• _What to produce_:
Every line of the listing below should be written out exactly.

• _Dataset records_:
----
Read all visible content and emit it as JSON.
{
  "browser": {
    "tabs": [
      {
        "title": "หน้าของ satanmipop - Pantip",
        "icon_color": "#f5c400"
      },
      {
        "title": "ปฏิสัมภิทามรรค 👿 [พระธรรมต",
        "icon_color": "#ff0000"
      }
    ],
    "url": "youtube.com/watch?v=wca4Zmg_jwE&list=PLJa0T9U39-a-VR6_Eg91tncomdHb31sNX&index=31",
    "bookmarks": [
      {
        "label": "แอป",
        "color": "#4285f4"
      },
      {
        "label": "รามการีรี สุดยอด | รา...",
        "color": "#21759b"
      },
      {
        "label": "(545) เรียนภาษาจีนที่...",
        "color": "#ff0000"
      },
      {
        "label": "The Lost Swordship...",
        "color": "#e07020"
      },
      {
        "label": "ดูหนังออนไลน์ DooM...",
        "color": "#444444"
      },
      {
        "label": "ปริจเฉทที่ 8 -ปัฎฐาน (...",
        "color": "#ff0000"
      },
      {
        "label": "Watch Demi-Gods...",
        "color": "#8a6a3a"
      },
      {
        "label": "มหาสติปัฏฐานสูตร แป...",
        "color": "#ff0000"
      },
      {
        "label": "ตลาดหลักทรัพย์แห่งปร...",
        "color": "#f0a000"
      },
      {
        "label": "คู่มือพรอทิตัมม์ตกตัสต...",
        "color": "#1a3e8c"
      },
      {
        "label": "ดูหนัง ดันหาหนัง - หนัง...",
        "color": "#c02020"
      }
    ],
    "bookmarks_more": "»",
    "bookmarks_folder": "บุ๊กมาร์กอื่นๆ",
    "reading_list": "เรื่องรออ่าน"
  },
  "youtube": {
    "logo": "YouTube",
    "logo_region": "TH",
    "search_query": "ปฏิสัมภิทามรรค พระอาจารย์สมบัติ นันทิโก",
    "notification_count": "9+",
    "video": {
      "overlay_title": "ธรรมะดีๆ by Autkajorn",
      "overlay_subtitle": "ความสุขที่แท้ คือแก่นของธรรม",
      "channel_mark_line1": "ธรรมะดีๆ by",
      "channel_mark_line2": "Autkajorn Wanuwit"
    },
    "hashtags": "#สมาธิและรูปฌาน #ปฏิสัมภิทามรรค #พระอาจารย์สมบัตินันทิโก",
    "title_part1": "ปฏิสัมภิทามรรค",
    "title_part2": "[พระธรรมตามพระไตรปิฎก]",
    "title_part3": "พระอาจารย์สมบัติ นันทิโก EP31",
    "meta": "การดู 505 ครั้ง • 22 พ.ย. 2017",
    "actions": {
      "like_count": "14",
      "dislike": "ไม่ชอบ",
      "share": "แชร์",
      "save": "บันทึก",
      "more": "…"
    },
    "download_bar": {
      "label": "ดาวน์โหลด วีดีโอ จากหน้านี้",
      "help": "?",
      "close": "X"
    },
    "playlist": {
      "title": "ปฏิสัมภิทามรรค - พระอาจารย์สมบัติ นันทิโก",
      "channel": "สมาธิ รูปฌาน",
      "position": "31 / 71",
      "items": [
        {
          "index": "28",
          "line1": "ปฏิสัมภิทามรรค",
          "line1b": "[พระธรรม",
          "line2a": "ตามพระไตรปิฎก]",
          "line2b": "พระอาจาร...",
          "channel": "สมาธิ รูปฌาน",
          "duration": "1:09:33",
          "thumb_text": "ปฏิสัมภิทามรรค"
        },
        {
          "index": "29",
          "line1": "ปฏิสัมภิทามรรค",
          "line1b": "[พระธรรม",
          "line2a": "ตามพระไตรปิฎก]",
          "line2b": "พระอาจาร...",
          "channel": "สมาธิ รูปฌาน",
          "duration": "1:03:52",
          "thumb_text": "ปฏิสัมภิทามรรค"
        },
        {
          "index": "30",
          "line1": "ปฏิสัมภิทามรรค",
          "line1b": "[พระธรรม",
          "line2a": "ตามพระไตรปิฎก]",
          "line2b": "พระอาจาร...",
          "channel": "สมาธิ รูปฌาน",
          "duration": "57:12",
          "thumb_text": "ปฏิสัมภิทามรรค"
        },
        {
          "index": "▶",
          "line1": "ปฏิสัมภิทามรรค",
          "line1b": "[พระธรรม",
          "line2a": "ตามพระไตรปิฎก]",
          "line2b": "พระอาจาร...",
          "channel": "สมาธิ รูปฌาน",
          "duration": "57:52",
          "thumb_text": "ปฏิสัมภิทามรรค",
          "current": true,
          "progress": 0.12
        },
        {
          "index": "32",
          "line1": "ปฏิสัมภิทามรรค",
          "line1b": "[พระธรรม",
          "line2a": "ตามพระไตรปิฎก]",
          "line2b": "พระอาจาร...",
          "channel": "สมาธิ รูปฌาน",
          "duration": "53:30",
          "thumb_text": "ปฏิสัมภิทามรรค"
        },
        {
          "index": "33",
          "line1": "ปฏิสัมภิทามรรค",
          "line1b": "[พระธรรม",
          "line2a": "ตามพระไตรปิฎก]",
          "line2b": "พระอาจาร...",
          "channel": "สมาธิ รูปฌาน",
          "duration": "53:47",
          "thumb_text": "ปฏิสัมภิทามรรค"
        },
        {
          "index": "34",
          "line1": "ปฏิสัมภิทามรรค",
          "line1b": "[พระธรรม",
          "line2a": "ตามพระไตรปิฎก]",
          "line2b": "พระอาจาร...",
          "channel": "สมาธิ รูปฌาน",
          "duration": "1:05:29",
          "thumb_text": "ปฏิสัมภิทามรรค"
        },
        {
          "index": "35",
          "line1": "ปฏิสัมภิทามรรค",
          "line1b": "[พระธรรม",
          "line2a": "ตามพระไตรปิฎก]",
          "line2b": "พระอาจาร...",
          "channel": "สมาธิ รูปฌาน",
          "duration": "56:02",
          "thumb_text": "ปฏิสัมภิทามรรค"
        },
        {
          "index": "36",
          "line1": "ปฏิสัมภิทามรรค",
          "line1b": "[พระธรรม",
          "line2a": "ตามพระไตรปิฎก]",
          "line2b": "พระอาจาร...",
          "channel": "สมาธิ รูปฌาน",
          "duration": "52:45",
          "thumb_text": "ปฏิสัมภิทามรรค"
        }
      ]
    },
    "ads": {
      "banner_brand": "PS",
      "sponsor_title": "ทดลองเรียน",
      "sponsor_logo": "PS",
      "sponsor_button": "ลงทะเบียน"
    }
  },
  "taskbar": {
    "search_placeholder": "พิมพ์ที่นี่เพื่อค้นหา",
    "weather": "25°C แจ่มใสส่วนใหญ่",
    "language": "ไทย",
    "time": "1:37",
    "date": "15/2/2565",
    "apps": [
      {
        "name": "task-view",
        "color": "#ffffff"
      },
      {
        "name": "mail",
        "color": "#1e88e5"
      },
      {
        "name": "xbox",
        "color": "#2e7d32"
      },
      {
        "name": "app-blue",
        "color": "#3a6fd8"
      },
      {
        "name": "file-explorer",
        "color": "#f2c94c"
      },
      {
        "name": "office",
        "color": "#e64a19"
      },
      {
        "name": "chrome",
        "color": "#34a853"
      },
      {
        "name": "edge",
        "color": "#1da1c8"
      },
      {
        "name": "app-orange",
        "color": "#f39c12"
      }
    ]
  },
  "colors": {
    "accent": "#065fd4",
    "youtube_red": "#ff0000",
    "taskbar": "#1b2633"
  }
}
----
• _Solution below_:
Read all visible content and emit it as JSON.
{
  "browser": {
    "tabs": [
      {
        "title": "หน้าของ satanmipop - Pantip",
        "icon_color": "#f5c400"
      },
      {
        "title": "ปฏิสัมภิทามรรค 👿 [พระธรรมต",
        "icon_color": "#ff0000"
      }
    ],
    "url": "youtube.com/watch?v=wca4Zmg_jwE&list=PLJa0T9U39-a-VR6_Eg91tncomdHb31sNX&index=31",
    "bookmarks": [
      {
        "label": "แอป",
        "color": "#4285f4"
      },
      {
        "label": "รามการีรี สุดยอด | รา...",
        "color": "#21759b"
      },
      {
        "label": "(545) เรียนภาษาจีนที่...",
        "color": "#ff0000"
      },
      {
        "label": "The Lost Swordship...",
        "color": "#e07020"
      },
      {
        "label": "ดูหนังออนไลน์ DooM...",
        "color": "#444444"
      },
      {
        "label": "ปริจเฉทที่ 8 -ปัฎฐาน (...",
        "color": "#ff0000"
      },
      {
        "label": "Watch Demi-Gods...",
        "color": "#8a6a3a"
      },
      {
        "label": "มหาสติปัฏฐานสูตร แป...",
        "color": "#ff0000"
      },
      {
        "label": "ตลาดหลักทรัพย์แห่งปร...",
        "color": "#f0a000"
      },
      {
        "label": "คู่มือพรอทิตัมม์ตกตัสต...",
        "color": "#1a3e8c"
      },
      {
        "label": "ดูหนัง ดันหาหนัง - หนัง...",
        "color": "#c02020"
      }
    ],
    "bookmarks_more": "»",
    "bookmarks_folder": "บุ๊กมาร์กอื่นๆ",
    "reading_list": "เรื่องรออ่าน"
  },
  "youtube": {
    "logo": "YouTube",
    "logo_region": "TH",
    "search_query": "ปฏิสัมภิทามรรค พระอาจารย์สมบัติ นันทิโก",
    "notification_count": "9+",
    "video": {
      "overlay_title": "ธรรมะดีๆ by Autkajorn",
      "overlay_subtitle": "ความสุขที่แท้ คือแก่นของธรรม",
      "channel_mark_line1": "ธรรมะดีๆ by",
      "channel_mark_line2": "Autkajorn Wanuwit"
    },
    "hashtags": "#สมาธิและรูปฌาน #ปฏิสัมภิทามรรค #พระอาจารย์สมบัตินันทิโก",
    "title_part1": "ปฏิสัมภิทามรรค",
    "title_part2": "[พระธรรมตามพระไตรปิฎก]",
    "title_part3": "พระอาจารย์สมบัติ นันทิโก EP31",
    "meta": "การดู 505 ครั้ง • 22 พ.ย. 2017",
    "actions": {
      "like_count": "14",
      "dislike": "ไม่ชอบ",
      "share": "แชร์",
      "save": "บันทึก",
      "more": "…"
    },
    "download_bar": {
      "label": "ดาวน์โหลด วีดีโอ จากหน้านี้",
      "help": "?",
      "close": "X"
    },
    "playlist": {
      "title": "ปฏิสัมภิทามรรค - พระอาจารย์สมบัติ นันทิโก",
      "channel": "สมาธิ รูปฌาน",
      "position": "31 / 71",
      "items": [
        {
          "index": "28",
          "line1": "ปฏิสัมภิทามรรค",
          "line1b": "[พระธรรม",
          "line2a": "ตามพระไตรปิฎก]",
          "line2b": "พระอาจาร...",
          "channel": "สมาธิ รูปฌาน",
          "duration": "1:09:33",
          "thumb_text": "ปฏิสัมภิทามรรค"
        },
        {
          "index": "29",
          "line1": "ปฏิสัมภิทามรรค",
          "line1b": "[พระธรรม",
          "line2a": "ตามพระไตรปิฎก]",
          "line2b": "พระอาจาร...",
          "channel": "สมาธิ รูปฌาน",
          "duration": "1:03:52",
          "thumb_text": "ปฏิสัมภิทามรรค"
        },
        {
          "index": "30",
          "line1": "ปฏิสัมภิทามรรค",
          "line1b": "[พระธรรม",
          "line2a": "ตามพระไตรปิฎก]",
          "line2b": "พระอาจาร...",
          "channel": "สมาธิ รูปฌาน",
          "duration": "57:12",
          "thumb_text": "ปฏิสัมภิทามรรค"
        },
        {
          "index": "▶",
          "line1": "ปฏิสัมภิทามรรค",
          "line1b": "[พระธรรม",
          "line2a": "ตามพระไตรปิฎก]",
          "line2b": "พระอาจาร...",
          "channel": "สมาธิ รูปฌาน",
          "duration": "57:52",
          "thumb_text": "ปฏิสัมภิทามรรค",
          "current": true,
          "progress": 0.12
        },
        {
          "index": "32",
          "line1": "ปฏิสัมภิทามรรค",
          "line1b": "[พระธรรม",
          "line2a": "ตามพระไตรปิฎก]",
          "line2b": "พระอาจาร...",
          "channel": "สมาธิ รูปฌาน",
          "duration": "53:30",
          "thumb_text": "ปฏิสัมภิทามรรค"
        },
        {
          "index": "33",
          "line1": "ปฏิสัมภิทามรรค",
          "line1b": "[พระธรรม",
          "line2a": "ตามพระไตรปิฎก]",
          "line2b": "พระอาจาร...",
          "channel": "สมาธิ รูปฌาน",
          "duration": "53:47",
          "thumb_text": "ปฏิสัมภิทามรรค"
        },
        {
          "index": "34",
          "line1": "ปฏิสัมภิทามรรค",
          "line1b": "[พระธรรม",
          "line2a": "ตามพระไตรปิฎก]",
          "line2b": "พระอาจาร...",
          "channel": "สมาธิ รูปฌาน",
          "duration": "1:05:29",
          "thumb_text": "ปฏิสัมภิทามรรค"
        },
        {
          "index": "35",
          "line1": "ปฏิสัมภิทามรรค",
          "line1b": "[พระธรรม",
          "line2a": "ตามพระไตรปิฎก]",
          "line2b": "พระอาจาร...",
          "channel": "สมาธิ รูปฌาน",
          "duration": "56:02",
          "thumb_text": "ปฏิสัมภิทามรรค"
        },
        {
          "index": "36",
          "line1": "ปฏิสัมภิทามรรค",
          "line1b": "[พระธรรม",
          "line2a": "ตามพระไตรปิฎก]",
          "line2b": "พระอาจาร...",
          "channel": "สมาธิ รูปฌาน",
          "duration": "52:45",
          "thumb_text": "ปฏิสัมภิทามรรค"
        }
      ]
    },
    "ads": {
      "banner_brand": "PS",
      "sponsor_title": "ทดลองเรียน",
      "sponsor_logo": "PS",
      "sponsor_button": "ลงทะเบียน"
    }
  },
  "taskbar": {
    "search_placeholder": "พิมพ์ที่นี่เพื่อค้นหา",
    "weather": "25°C แจ่มใสส่วนใหญ่",
    "language": "ไทย",
    "time": "1:37",
    "date": "15/2/2565",
    "apps": [
      {
        "name": "task-view",
        "color": "#ffffff"
      },
      {
        "name": "mail",
        "color": "#1e88e5"
      },
      {
        "name": "xbox",
        "color": "#2e7d32"
      },
      {
        "name": "app-blue",
        "color": "#3a6fd8"
      },
      {
        "name": "file-explorer",
        "color": "#f2c94c"
      },
      {
        "name": "office",
        "color": "#e64a19"
      },
      {
        "name": "chrome",
        "color": "#34a853"
      },
      {
        "name": "edge",
        "color": "#1da1c8"
      },
      {
        "name": "app-orange",
        "color": "#f39c12"
      }
    ]
  },
  "colors": {
    "accent": "#065fd4",
    "youtube_red": "#ff0000",
    "taskbar": "#1b2633"
  }
}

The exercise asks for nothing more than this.